Using the listing below, report each line holding the string "title".

[[ Data under study, beginning ]]

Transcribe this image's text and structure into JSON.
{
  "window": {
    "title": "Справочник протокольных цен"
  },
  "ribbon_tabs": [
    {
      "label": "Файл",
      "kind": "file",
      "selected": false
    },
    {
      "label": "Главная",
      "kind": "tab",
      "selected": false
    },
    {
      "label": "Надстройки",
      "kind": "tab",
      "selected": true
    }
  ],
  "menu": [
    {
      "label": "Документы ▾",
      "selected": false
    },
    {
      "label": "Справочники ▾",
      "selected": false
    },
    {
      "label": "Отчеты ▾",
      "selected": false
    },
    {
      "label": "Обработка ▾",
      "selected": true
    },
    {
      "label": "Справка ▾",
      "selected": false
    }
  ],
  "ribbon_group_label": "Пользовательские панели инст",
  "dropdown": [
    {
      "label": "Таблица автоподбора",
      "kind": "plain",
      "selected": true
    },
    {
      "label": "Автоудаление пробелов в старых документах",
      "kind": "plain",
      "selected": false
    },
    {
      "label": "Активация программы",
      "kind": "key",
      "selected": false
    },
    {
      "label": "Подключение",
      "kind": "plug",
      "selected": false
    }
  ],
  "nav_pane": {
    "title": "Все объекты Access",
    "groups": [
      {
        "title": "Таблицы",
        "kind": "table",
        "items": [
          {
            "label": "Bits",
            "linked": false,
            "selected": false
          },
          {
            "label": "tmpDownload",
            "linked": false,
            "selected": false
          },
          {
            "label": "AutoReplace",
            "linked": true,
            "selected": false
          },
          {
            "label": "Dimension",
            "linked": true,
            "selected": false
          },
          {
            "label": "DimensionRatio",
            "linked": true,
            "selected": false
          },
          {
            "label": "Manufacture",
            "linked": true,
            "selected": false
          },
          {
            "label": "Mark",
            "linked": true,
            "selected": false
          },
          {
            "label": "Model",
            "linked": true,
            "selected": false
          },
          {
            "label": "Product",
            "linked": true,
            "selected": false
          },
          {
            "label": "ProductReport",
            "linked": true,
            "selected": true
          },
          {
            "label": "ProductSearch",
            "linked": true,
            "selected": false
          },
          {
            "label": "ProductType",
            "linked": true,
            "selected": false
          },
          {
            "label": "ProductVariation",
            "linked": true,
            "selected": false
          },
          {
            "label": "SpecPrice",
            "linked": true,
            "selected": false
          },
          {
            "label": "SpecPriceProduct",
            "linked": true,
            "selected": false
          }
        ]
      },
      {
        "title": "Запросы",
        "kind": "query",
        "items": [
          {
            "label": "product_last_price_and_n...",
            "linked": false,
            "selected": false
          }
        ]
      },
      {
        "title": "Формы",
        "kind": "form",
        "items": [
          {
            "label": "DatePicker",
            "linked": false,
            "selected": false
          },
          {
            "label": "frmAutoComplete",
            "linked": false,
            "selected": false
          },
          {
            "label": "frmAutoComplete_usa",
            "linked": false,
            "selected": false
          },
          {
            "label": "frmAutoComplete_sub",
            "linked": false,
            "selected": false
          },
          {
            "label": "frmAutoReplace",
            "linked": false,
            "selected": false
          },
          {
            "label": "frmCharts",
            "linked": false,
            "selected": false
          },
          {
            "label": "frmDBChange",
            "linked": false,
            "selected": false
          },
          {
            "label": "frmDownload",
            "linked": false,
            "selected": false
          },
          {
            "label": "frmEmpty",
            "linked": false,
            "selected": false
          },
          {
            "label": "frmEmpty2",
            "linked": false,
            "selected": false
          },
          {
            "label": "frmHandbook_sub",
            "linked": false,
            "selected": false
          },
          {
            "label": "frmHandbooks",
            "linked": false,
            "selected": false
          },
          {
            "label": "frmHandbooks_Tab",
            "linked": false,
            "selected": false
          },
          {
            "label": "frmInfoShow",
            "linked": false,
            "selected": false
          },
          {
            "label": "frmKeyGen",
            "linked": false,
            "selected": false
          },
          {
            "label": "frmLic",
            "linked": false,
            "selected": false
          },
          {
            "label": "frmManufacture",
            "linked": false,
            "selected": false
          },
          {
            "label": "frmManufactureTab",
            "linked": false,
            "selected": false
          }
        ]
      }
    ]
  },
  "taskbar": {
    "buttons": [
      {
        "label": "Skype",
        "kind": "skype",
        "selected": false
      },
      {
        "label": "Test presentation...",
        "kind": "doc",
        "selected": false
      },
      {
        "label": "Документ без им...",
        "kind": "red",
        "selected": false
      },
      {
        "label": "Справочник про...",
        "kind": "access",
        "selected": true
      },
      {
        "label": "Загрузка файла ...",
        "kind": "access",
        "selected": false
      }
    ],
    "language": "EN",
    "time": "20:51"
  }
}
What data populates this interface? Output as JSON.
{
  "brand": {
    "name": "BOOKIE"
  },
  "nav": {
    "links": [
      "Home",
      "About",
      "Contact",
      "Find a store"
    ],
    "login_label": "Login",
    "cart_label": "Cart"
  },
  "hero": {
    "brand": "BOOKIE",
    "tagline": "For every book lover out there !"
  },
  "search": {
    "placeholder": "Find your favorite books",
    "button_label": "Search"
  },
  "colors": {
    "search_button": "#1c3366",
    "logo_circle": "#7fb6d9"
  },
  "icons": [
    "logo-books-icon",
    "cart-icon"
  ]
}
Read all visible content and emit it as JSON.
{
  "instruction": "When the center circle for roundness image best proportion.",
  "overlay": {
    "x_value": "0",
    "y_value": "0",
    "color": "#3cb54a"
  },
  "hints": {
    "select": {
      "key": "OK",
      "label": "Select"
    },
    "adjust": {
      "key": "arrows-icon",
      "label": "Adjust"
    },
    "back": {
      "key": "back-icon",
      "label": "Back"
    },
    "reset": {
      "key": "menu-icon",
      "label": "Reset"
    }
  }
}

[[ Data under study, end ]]

**Result of this task**
    "title": "Справочник протокольных цен"
    "title": "Все объекты Access",
        "title": "Таблицы",
        "title": "Запросы",
        "title": "Формы",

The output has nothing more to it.